“I went into my parking lot, I sat in my car for about a half an hour realizing my past 20 years working in film — it was all going to change,” said Billington.

An image from Wolves in the Walls Fable Studio

The team began exploring this nexus of storytelling and game-like interactivity. They consulted with game developers and traveled to Brooklyn to watch performances by experimental theater companies Punchdrunk and Third Rail Projects.

“We walked out of that thing saying ‘OK, this is exactly what we want to do. How do we do it?’ ” said Billington. “A live actor can improvise. We have a virtual actor.”

Early prototypes of Wolves in the Walls had been heading down a more conventional game route, in which the user could pick up and interact with virtual objects. Billington described the experience as entertaining, sort like a carnival show, but nothing that forged a bond with the central character.

“We had to go through this process to understand, ‘OK, this is distracting you from wanting to connect with Lucy,” said Jessica Shamash. “We had this opportunity to build this prototype, where we learned so much. That set us in the direction of any interaction with Lucy is the most important thing.”

There’s a moment in the early minutes of the first chapter where Lucy begins to sketch out a chalk drawing on the floor, and the viewer feels compelled to squat down next to her, to watch. In another scene, Lucy hands the viewer a Polaroid — which the viewer can hardly resist the urge to accept.

“All those interactions are completely intentional,” said Billington.

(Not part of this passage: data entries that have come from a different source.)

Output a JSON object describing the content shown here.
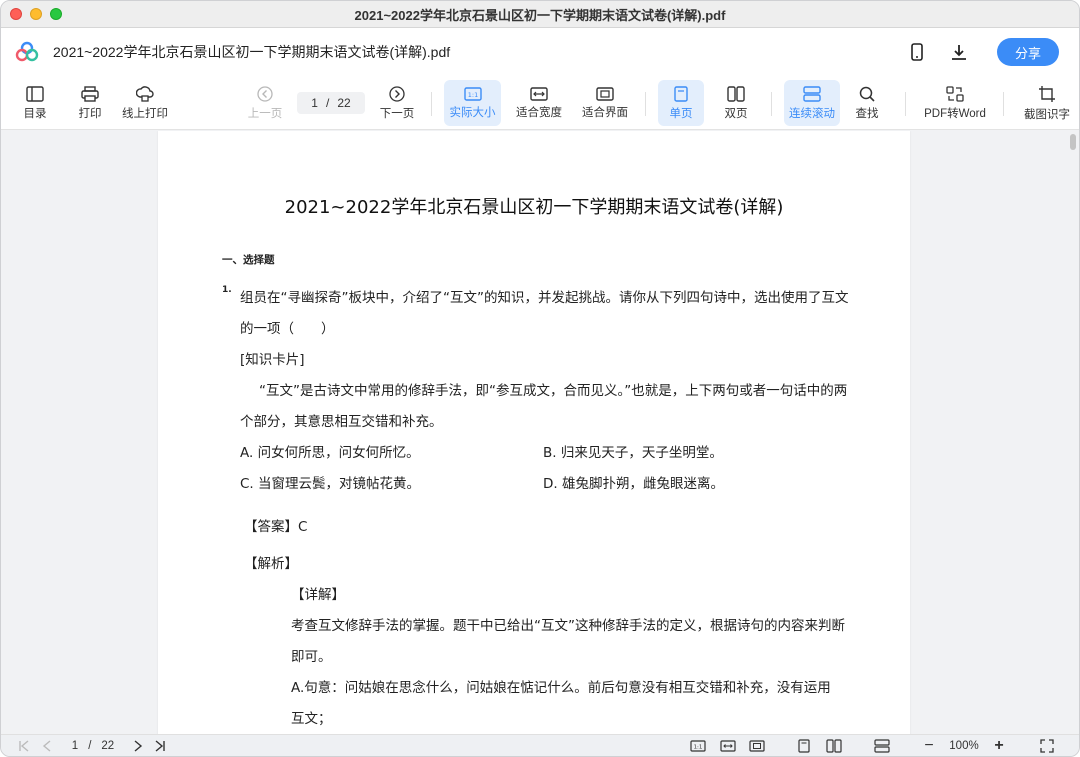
{
  "window": {
    "title": "2021~2022学年北京石景山区初一下学期期末语文试卷(详解).pdf"
  },
  "appbar": {
    "doc_name": "2021~2022学年北京石景山区初一下学期期末语文试卷(详解).pdf",
    "share_label": "分享"
  },
  "toolbar": {
    "toc": "目录",
    "print": "打印",
    "online_print": "线上打印",
    "prev": "上一页",
    "page_current": "1",
    "page_sep": "/",
    "page_total": "22",
    "next": "下一页",
    "actual_size": "实际大小",
    "fit_width": "适合宽度",
    "fit_page": "适合界面",
    "single": "单页",
    "double": "双页",
    "continuous": "连续滚动",
    "find": "查找",
    "pdf_word": "PDF转Word",
    "ocr": "截图识字"
  },
  "document": {
    "title": "2021~2022学年北京石景山区初一下学期期末语文试卷(详解)",
    "section": "一、选择题",
    "q_num": "1.",
    "q_line1": "组员在“寻幽探奇”板块中，介绍了“互文”的知识，并发起挑战。请你从下列四句诗中，选出使用了互文",
    "q_line2": "的一项（　　）",
    "card_title": "[知识卡片]",
    "card_line1": "“互文”是古诗文中常用的修辞手法，即“参互成文，合而见义。”也就是，上下两句或者一句话中的两",
    "card_line2": "个部分，其意思相互交错和补充。",
    "opt_a": "A. 问女何所思，问女何所忆。",
    "opt_b": "B. 归来见天子，天子坐明堂。",
    "opt_c": "C. 当窗理云鬓，对镜帖花黄。",
    "opt_d": "D. 雄兔脚扑朔，雌兔眼迷离。",
    "answer": "【答案】C",
    "analysis": "【解析】",
    "detail": "【详解】",
    "exp_line1": "考查互文修辞手法的掌握。题干中已给出“互文”这种修辞手法的定义，根据诗句的内容来判断",
    "exp_line2": "即可。",
    "exp_line3": "A.句意：问姑娘在思念什么，问姑娘在惦记什么。前后句意没有相互交错和补充，没有运用",
    "exp_line4": "互文；"
  },
  "statusbar": {
    "page_current": "1",
    "page_sep": "/",
    "page_total": "22",
    "zoom": "100%",
    "minus": "−",
    "plus": "+"
  },
  "colors": {
    "accent": "#3b8cf7",
    "active_bg": "#e3eefc"
  }
}
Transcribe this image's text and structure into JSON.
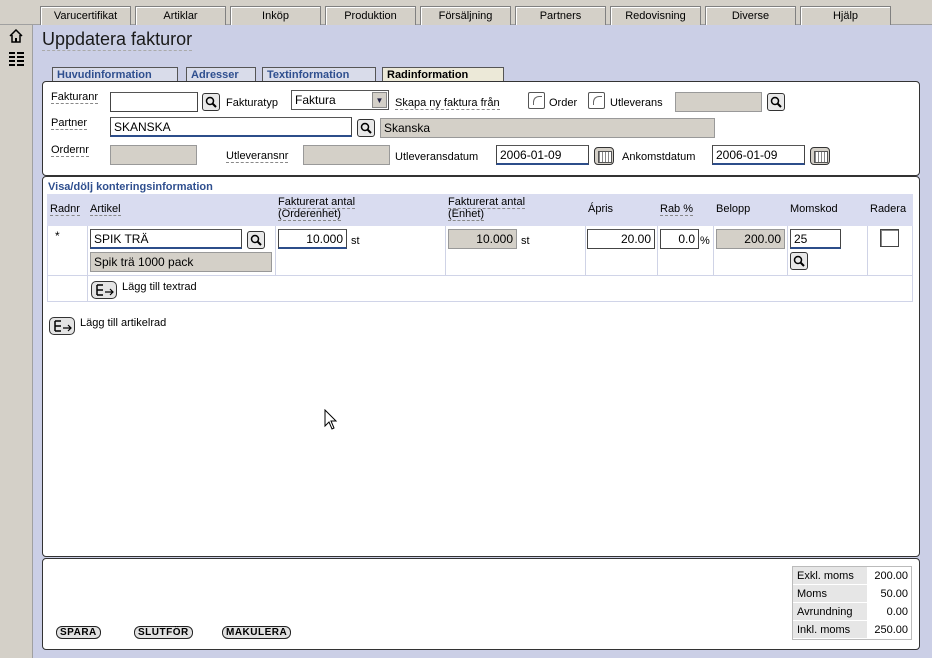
{
  "menu": [
    "Varucertifikat",
    "Artiklar",
    "Inköp",
    "Produktion",
    "Försäljning",
    "Partners",
    "Redovisning",
    "Diverse",
    "Hjälp"
  ],
  "page_title": "Uppdatera fakturor",
  "subtabs": [
    "Huvudinformation",
    "Adresser",
    "Textinformation",
    "Radinformation"
  ],
  "header": {
    "fakturanr_label": "Fakturanr",
    "fakturanr_value": "",
    "fakturatyp_label": "Fakturatyp",
    "fakturatyp_value": "Faktura",
    "skapa_label": "Skapa ny faktura från",
    "order_label": "Order",
    "utleverans_label": "Utleverans",
    "partner_label": "Partner",
    "partner_value": "SKANSKA",
    "partner_name": "Skanska",
    "ordernr_label": "Ordernr",
    "utleveransnr_label": "Utleveransnr",
    "utleveransdatum_label": "Utleveransdatum",
    "utleveransdatum_value": "2006-01-09",
    "ankomstdatum_label": "Ankomstdatum",
    "ankomstdatum_value": "2006-01-09"
  },
  "rows_section": {
    "toggle_label": "Visa/dölj konteringsinformation",
    "columns": {
      "radnr": "Radnr",
      "artikel": "Artikel",
      "fakt_order_1": "Fakturerat antal",
      "fakt_order_2": "(Orderenhet)",
      "fakt_enhet_1": "Fakturerat antal",
      "fakt_enhet_2": "(Enhet)",
      "apris": "Ápris",
      "rab": "Rab %",
      "belopp": "Belopp",
      "momskod": "Momskod",
      "radera": "Radera"
    },
    "row": {
      "radnr": "*",
      "artikel": "SPIK TRÄ",
      "artikel_desc": "Spik trä 1000 pack",
      "antal_order": "10.000",
      "unit_order": "st",
      "antal_enhet": "10.000",
      "unit_enhet": "st",
      "apris": "20.00",
      "rab": "0.0",
      "rab_unit": "%",
      "belopp": "200.00",
      "momskod": "25"
    },
    "add_text_row": "Lägg till textrad",
    "add_article_row": "Lägg till artikelrad"
  },
  "footer": {
    "buttons": [
      "SPARA",
      "SLUTFÖR",
      "MAKULERA"
    ],
    "summary": [
      {
        "label": "Exkl. moms",
        "value": "200.00"
      },
      {
        "label": "Moms",
        "value": "50.00"
      },
      {
        "label": "Avrundning",
        "value": "0.00"
      },
      {
        "label": "Inkl. moms",
        "value": "250.00"
      }
    ]
  }
}
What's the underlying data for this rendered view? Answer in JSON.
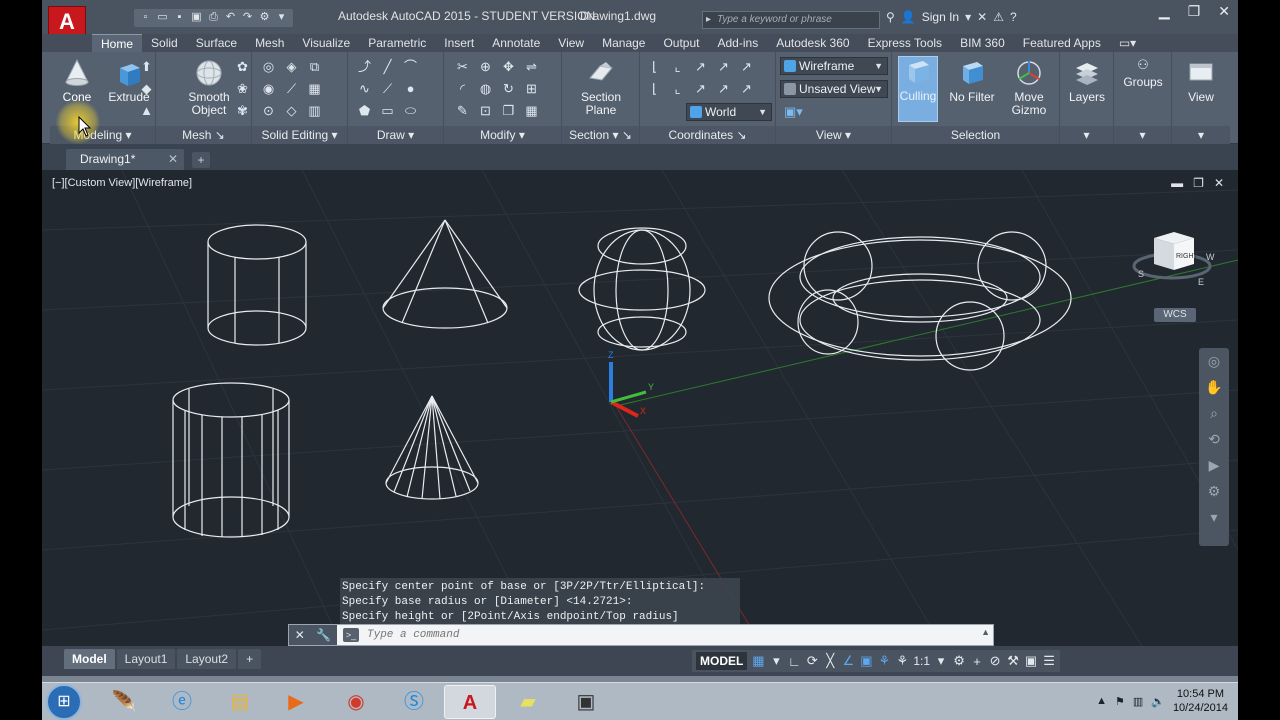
{
  "title_bar": {
    "app_logo": "A",
    "title": "Autodesk AutoCAD 2015 - STUDENT VERSION",
    "file_name": "Drawing1.dwg",
    "search_placeholder": "Type a keyword or phrase",
    "sign_in": "Sign In"
  },
  "ribbon_tabs": [
    "Home",
    "Solid",
    "Surface",
    "Mesh",
    "Visualize",
    "Parametric",
    "Insert",
    "Annotate",
    "View",
    "Manage",
    "Output",
    "Add-ins",
    "Autodesk 360",
    "Express Tools",
    "BIM 360",
    "Featured Apps"
  ],
  "ribbon": {
    "modeling": {
      "title": "Modeling",
      "cone_label": "Cone",
      "extrude_label": "Extrude"
    },
    "mesh": {
      "title": "Mesh",
      "smooth_line1": "Smooth",
      "smooth_line2": "Object"
    },
    "solid_editing": {
      "title": "Solid Editing"
    },
    "draw": {
      "title": "Draw"
    },
    "modify": {
      "title": "Modify"
    },
    "section": {
      "title": "Section",
      "plane_line1": "Section",
      "plane_line2": "Plane"
    },
    "coordinates": {
      "title": "Coordinates",
      "ucs_value": "World"
    },
    "view": {
      "title": "View",
      "visual_style": "Wireframe",
      "saved_view": "Unsaved View"
    },
    "selection": {
      "title": "Selection",
      "culling_label": "Culling",
      "no_filter_label": "No Filter",
      "move_gizmo_line1": "Move",
      "move_gizmo_line2": "Gizmo"
    },
    "layers": {
      "label": "Layers"
    },
    "groups": {
      "label": "Groups"
    },
    "view_btn": {
      "label": "View"
    }
  },
  "file_tabs": {
    "active": "Drawing1*",
    "new_tab_symbol": "+"
  },
  "viewport": {
    "label": "[−][Custom View][Wireframe]",
    "wcs": "WCS",
    "viewcube_face": "RIGHT",
    "compass": {
      "south": "S",
      "east": "E",
      "west": "W"
    },
    "axis_labels": {
      "x": "X",
      "y": "Y",
      "z": "Z"
    }
  },
  "command": {
    "history": [
      "Specify center point of base or [3P/2P/Ttr/Elliptical]:",
      "Specify base radius or [Diameter] <14.2721>:",
      "Specify height or [2Point/Axis endpoint/Top radius] <29.8291>:"
    ],
    "placeholder": "Type a command"
  },
  "layout_tabs": [
    "Model",
    "Layout1",
    "Layout2"
  ],
  "status": {
    "model": "MODEL",
    "scale": "1:1"
  },
  "taskbar": {
    "time": "10:54 PM",
    "date": "10/24/2014"
  },
  "colors": {
    "viewport_bg": "#212830",
    "wire": "#e8ecef",
    "axis_x": "#e0251b",
    "axis_y": "#3fbf3a",
    "axis_z": "#2b7fe0",
    "accent": "#c8181e"
  }
}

Wolves in the Walls is one of five Oculus Studios-backed projects set for Sundance this year. The others: Dispatch, in which a small-town police dispatcher copes with an all-night crime-spree; Space Explorers, from VR studio Felix & Paul, which follows NASA astronauts as they prepare to travel to space; Spheres, in which Jessica Chastain narrates an episodic journey through the universe (including the experience of being pulled into a black hole); and Masters of the Sun, which explores the harsh reality of daily life in America’s urban enclaves, with a story by will.i.am and a cast including Queen Latifah, Jamie Foxx, Rakim, Ice T and more.

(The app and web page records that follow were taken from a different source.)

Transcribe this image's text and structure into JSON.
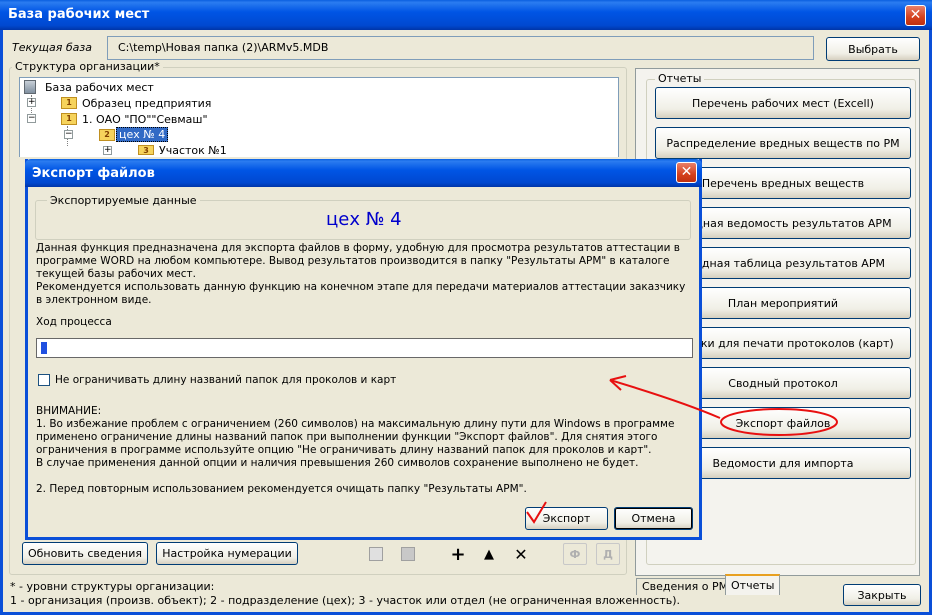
{
  "main_window": {
    "title": "База рабочих мест",
    "close_glyph": "✕",
    "current_base_label": "Текущая база",
    "current_base_path": "C:\\temp\\Новая папка (2)\\ARMv5.MDB",
    "select_button": "Выбрать",
    "structure_label": "Структура организации*",
    "tree": {
      "root": "База рабочих мест",
      "items": [
        {
          "badge": "1",
          "label": "Образец предприятия"
        },
        {
          "badge": "1",
          "label": "1. ОАО \"ПО\"\"Севмаш\""
        },
        {
          "badge": "2",
          "label": "цех № 4"
        },
        {
          "badge": "3",
          "label": "Участок №1"
        }
      ],
      "expand_plus": "+",
      "expand_minus": "−"
    },
    "bottom_buttons": {
      "refresh": "Обновить сведения",
      "numbering": "Настройка нумерации"
    },
    "toolbar": {
      "add": "+",
      "up": "▲",
      "delete": "✕",
      "f": "Ф",
      "d": "Д"
    },
    "reports_label": "Отчеты",
    "reports": [
      "Перечень рабочих мест (Excell)",
      "Распределение вредных веществ по РМ",
      "Перечень вредных веществ",
      "Сводная ведомость результатов АРМ",
      "Сводная таблица результатов АРМ",
      "План мероприятий",
      "Бланки для печати протоколов (карт)",
      "Сводный протокол",
      "Экспорт файлов",
      "Ведомости для импорта"
    ],
    "tabs": {
      "info": "Сведения о РМ",
      "reports": "Отчеты"
    },
    "close_button": "Закрыть",
    "footnote_line1": "* - уровни структуры организации:",
    "footnote_line2": "1 - организация (произв. объект); 2 - подразделение (цех); 3 - участок или отдел (не ограниченная вложенность)."
  },
  "dialog": {
    "title": "Экспорт файлов",
    "close_glyph": "✕",
    "exported_label": "Экспортируемые данные",
    "exported_name": "цех № 4",
    "description": "Данная функция предназначена для экспорта файлов в форму, удобную для просмотра результатов аттестации в программе WORD на любом компьютере. Вывод результатов производится в папку \"Результаты АРМ\" в каталоге текущей базы рабочих мест.",
    "recommendation": "Рекомендуется использовать данную функцию на конечном этапе для передачи материалов аттестации заказчику в электронном  виде.",
    "progress_label": "Ход процесса",
    "progress": 0.01,
    "checkbox_label": "Не ограничивать длину названий папок для проколов и карт",
    "checkbox_checked": false,
    "warning_title": "ВНИМАНИЕ:",
    "warning_1": "1. Во избежание проблем с ограничением (260 символов) на максимальную длину пути для Windows  в программе применено ограничение длины названий папок при  выполнении функции \"Экспорт файлов\". Для снятия этого ограничения в программе используйте опцию \"Не ограничивать длину названий папок для проколов и карт\".",
    "warning_1b": "В случае применения данной опции  и наличия превышения 260 символов сохранение выполнено не будет.",
    "warning_2": "2. Перед повторным использованием рекомендуется очищать папку \"Результаты АРМ\".",
    "export_button": "Экспорт",
    "cancel_button": "Отмена"
  },
  "colors": {
    "annotation_red": "#e81010",
    "dialog_accent_text": "#0000cc",
    "selected_tree_bg": "#316ac5"
  }
}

Yelena Rachitsky, executive producer of experience at Oculus, said the Sundance projects illustrate the breadth and depth of non-gaming content that’s being developed for virtual reality.

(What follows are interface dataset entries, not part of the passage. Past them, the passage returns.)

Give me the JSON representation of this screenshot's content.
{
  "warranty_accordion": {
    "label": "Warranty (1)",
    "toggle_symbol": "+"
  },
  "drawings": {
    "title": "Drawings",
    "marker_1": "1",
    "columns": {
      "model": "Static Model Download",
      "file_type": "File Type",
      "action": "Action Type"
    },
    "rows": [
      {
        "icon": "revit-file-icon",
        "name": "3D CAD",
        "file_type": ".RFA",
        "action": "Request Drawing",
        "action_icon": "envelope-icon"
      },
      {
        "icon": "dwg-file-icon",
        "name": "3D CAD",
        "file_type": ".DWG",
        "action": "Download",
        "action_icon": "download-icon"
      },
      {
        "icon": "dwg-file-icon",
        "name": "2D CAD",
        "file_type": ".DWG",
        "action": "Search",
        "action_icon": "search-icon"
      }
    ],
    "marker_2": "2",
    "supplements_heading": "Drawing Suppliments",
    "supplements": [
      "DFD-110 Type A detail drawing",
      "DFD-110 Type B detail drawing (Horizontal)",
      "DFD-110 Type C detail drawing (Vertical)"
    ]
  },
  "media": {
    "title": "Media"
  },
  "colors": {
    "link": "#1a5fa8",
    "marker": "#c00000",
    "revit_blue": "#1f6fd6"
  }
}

“When Lost first launched, there was this whole question of, ‘Can you tell a story in virtual reality?’ Now, no one’s asking that anymore,” said Rachitsky, noting that the Sundance selections are a mere sample of the projects in development. “It shows the variety of ways you can tell stories in virtual reality.”

This Is Climate Change
Participant Media

New projects already are taking root. Participant Media said today it will expand its virtual reality experience Melting Ice, which was at Sundance last year, into a four-part series titled This is Climate Change. The project, from San Francisco-based production company Condition One and directors Danfung Dennis and Eric Strauss, adds three more, 10-minute, immersive experiences through which climate change is felt urgently around the globe. The series will launch later this year on the Within app, which is available on Apple and Android mobile devices and all major VR headsets. (Within is also at Park City this year to premiere its latest virtual reality experience, Chorus.)

Intel also used the high-profile festival to showcase its volumetric capture technology and other tools and technologies for immersive storytelling “everything from the moment they think of a concept to building that out, we have technology that supports them,” said Rajeev Puran, Intel’s director of VR business development.

Intel also teamed with Spheres director Eliza McNitt to unleash her virtual reality experience of traveling through space that one might only see in a planetarium.

“A camera can only do so much,” said Puran. “But taking that information and computationally creating new worlds and places that are only imagined in our heads, to become a fourth dimension of reality, that’s mind-blowing and exciting.”

This article was printed from https://deadline.com/2018/01/virtual-reality-pixar-neil-gaimans-wolves-in-the-walls-facebook-1202248101/